● Task statement
For each line in the data below that has the word "аудиторий", copy that line.

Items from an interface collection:
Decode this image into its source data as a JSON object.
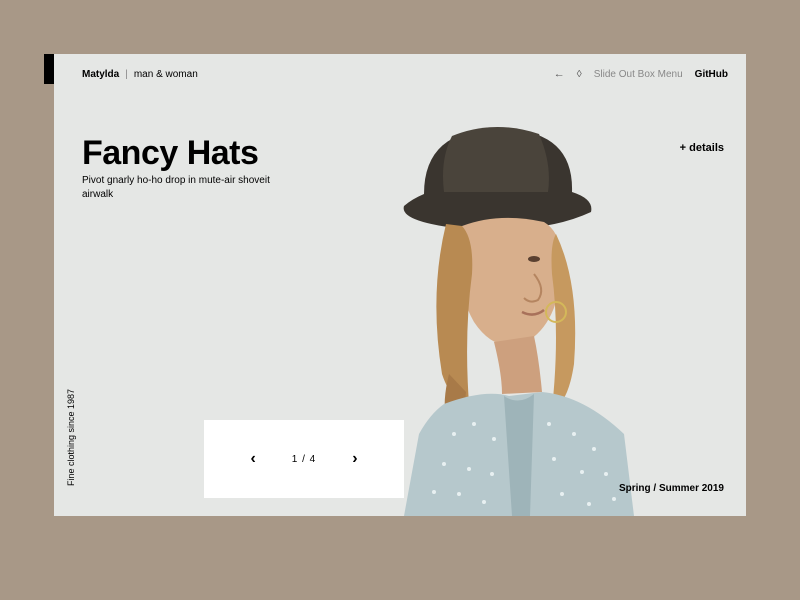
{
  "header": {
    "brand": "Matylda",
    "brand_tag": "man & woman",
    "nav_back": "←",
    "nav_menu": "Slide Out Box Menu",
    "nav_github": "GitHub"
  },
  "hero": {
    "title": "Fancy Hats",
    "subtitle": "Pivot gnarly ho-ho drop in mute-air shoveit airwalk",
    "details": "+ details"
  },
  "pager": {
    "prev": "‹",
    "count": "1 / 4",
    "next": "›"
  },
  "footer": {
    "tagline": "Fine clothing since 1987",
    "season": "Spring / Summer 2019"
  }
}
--
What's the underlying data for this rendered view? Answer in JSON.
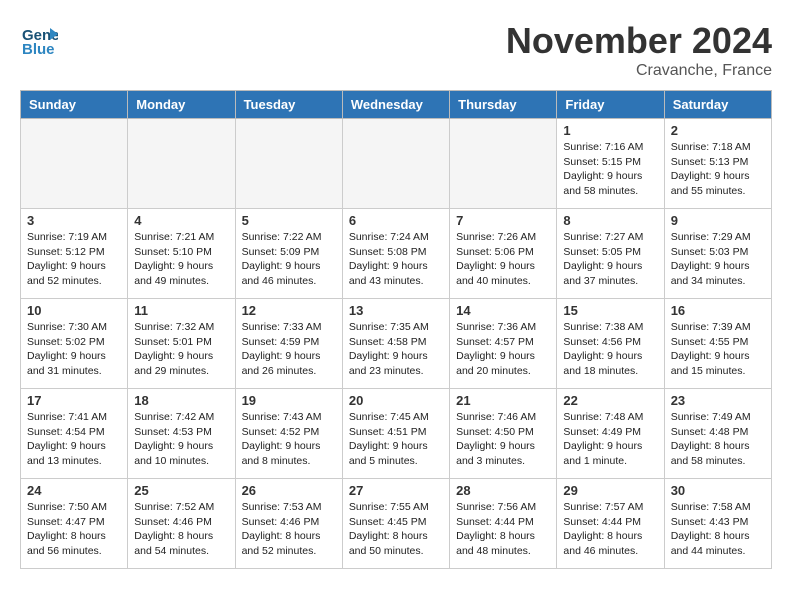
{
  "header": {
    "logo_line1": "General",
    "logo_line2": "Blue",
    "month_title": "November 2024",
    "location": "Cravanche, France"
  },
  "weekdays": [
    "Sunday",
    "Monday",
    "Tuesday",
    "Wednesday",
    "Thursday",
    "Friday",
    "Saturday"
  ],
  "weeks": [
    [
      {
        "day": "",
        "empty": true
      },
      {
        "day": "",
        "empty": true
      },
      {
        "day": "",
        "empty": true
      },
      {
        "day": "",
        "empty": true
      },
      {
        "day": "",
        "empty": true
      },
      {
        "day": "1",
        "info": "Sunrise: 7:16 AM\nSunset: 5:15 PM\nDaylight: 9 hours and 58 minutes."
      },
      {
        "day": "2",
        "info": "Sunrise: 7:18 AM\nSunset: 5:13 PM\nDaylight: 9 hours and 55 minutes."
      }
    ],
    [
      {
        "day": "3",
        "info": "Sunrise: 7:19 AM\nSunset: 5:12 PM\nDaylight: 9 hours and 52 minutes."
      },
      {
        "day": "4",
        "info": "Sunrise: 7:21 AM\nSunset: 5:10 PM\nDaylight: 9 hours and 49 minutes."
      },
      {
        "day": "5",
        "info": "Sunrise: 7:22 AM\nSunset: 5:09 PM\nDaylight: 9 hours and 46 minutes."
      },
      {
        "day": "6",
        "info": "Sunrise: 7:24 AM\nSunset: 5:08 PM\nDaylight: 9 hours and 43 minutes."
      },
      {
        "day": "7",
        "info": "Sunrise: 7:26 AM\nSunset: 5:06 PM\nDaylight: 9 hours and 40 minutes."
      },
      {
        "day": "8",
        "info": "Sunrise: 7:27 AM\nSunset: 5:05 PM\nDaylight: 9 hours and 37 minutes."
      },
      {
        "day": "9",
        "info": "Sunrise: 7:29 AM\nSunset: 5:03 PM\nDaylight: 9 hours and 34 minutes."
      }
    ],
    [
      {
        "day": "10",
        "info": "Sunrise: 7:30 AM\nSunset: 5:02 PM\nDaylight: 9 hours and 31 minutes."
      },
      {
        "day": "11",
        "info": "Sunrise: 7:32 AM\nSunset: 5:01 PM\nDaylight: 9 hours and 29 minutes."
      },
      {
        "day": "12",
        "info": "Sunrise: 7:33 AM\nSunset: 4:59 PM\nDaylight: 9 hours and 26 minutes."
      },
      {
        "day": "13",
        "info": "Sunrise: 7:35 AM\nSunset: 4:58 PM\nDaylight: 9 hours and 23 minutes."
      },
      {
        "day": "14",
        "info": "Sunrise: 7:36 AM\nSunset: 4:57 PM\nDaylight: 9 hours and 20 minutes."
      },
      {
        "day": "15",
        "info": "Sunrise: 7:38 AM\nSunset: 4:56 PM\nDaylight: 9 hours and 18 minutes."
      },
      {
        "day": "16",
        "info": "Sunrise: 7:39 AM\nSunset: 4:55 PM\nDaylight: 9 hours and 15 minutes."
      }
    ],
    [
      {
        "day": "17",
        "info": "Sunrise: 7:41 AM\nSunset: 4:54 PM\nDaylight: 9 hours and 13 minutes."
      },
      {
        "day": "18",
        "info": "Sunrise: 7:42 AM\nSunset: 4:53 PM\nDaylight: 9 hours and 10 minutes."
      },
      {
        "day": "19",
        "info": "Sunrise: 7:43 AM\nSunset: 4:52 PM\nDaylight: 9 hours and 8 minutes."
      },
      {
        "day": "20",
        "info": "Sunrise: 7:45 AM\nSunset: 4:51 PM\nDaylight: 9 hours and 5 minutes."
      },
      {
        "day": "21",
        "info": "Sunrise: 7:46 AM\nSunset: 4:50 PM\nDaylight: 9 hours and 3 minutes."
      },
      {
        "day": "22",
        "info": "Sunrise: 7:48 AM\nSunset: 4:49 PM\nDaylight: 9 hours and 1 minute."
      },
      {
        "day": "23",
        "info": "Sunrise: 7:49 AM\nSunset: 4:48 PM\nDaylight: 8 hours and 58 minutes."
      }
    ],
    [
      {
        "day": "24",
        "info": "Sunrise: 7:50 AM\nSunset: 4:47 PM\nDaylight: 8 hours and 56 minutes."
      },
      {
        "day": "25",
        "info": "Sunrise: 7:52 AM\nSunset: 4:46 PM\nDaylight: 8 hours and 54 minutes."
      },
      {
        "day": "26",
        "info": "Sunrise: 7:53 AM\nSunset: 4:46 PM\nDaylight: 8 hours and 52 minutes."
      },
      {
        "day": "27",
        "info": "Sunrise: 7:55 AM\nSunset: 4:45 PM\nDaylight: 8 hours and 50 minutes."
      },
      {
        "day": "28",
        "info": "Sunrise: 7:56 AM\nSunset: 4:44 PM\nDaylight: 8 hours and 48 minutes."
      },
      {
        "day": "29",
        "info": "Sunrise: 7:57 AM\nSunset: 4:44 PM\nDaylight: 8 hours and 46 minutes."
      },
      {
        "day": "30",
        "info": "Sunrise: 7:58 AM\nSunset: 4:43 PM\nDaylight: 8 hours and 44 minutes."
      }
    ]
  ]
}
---
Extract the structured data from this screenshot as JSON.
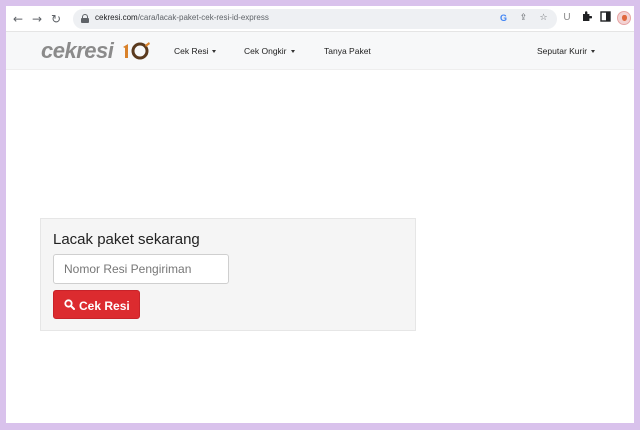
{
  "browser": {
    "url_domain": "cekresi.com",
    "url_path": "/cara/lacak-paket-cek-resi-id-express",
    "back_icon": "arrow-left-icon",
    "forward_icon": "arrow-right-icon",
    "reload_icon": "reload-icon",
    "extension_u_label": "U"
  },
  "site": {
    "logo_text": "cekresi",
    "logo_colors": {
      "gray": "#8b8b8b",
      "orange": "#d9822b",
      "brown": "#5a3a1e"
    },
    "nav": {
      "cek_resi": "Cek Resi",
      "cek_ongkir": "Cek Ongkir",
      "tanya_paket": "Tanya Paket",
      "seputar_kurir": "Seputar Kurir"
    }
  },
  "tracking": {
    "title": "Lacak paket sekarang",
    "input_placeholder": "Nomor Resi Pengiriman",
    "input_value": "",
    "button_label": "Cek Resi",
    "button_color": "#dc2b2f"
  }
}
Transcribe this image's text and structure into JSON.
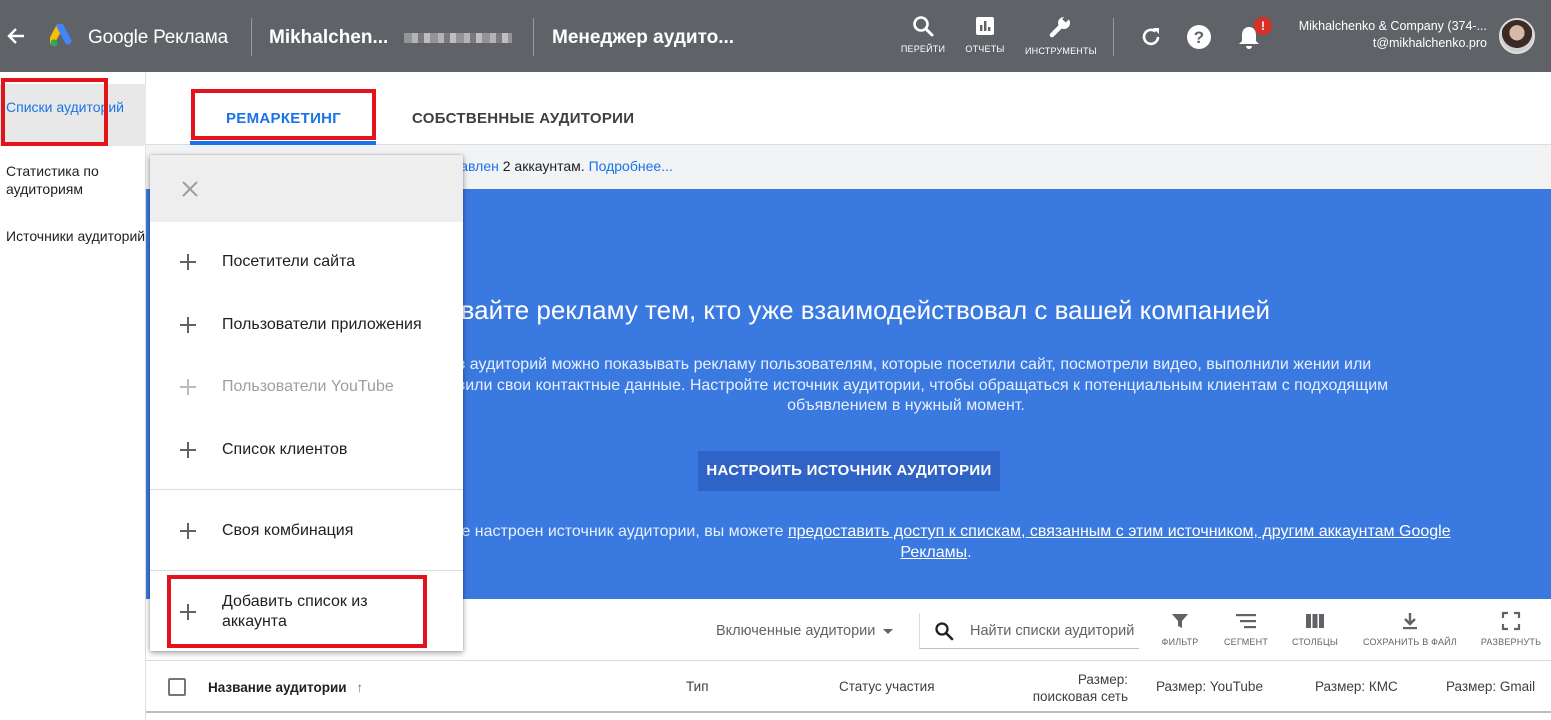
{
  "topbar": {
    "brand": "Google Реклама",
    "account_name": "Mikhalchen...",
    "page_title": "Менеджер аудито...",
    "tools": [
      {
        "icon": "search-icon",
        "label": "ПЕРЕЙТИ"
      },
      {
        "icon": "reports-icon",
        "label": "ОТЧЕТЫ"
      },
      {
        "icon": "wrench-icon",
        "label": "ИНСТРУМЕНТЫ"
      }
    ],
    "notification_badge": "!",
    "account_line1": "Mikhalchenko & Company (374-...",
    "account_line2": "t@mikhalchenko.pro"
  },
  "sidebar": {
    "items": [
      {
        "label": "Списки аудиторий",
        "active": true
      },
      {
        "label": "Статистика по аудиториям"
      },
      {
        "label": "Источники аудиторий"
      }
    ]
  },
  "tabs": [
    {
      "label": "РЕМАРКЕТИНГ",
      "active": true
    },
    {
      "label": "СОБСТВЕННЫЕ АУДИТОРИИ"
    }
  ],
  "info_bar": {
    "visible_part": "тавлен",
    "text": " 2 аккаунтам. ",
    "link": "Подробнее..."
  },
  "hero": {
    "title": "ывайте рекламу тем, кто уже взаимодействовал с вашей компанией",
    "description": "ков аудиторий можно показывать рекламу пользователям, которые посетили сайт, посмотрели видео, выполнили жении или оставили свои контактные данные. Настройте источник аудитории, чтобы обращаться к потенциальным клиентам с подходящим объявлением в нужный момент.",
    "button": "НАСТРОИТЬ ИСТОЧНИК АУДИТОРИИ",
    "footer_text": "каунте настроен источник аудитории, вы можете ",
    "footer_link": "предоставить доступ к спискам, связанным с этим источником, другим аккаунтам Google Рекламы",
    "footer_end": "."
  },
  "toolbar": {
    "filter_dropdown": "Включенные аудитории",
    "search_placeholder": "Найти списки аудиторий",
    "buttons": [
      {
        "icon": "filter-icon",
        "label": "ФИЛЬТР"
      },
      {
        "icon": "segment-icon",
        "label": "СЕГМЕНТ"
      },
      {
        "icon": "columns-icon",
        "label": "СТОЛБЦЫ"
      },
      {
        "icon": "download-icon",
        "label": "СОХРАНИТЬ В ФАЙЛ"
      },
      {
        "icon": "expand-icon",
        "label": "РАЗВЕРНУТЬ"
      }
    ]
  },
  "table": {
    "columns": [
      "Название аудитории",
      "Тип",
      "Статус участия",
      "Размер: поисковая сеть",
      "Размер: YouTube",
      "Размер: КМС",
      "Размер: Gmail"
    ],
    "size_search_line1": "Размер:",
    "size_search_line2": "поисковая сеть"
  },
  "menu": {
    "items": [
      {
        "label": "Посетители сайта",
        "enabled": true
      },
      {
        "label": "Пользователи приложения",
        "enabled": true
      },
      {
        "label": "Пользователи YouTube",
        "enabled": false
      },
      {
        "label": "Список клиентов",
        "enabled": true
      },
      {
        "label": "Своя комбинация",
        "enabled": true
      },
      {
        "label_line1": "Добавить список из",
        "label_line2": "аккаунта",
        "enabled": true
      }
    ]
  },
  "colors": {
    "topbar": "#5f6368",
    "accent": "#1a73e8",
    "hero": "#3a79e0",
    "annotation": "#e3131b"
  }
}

● Your solution
        "label": "Списки аудиторий",
        "label": "Источники аудиторий"
    "description": "ков аудиторий можно показывать рекламу пользователям, которые посетили сайт, посмотрели видео, выполнили жении или оставили свои контактные данные. Настройте источник аудитории, чтобы обращаться к потенциальным клиентам с подходящим объявлением в нужный момент.",
    "search_placeholder": "Найти списки аудиторий",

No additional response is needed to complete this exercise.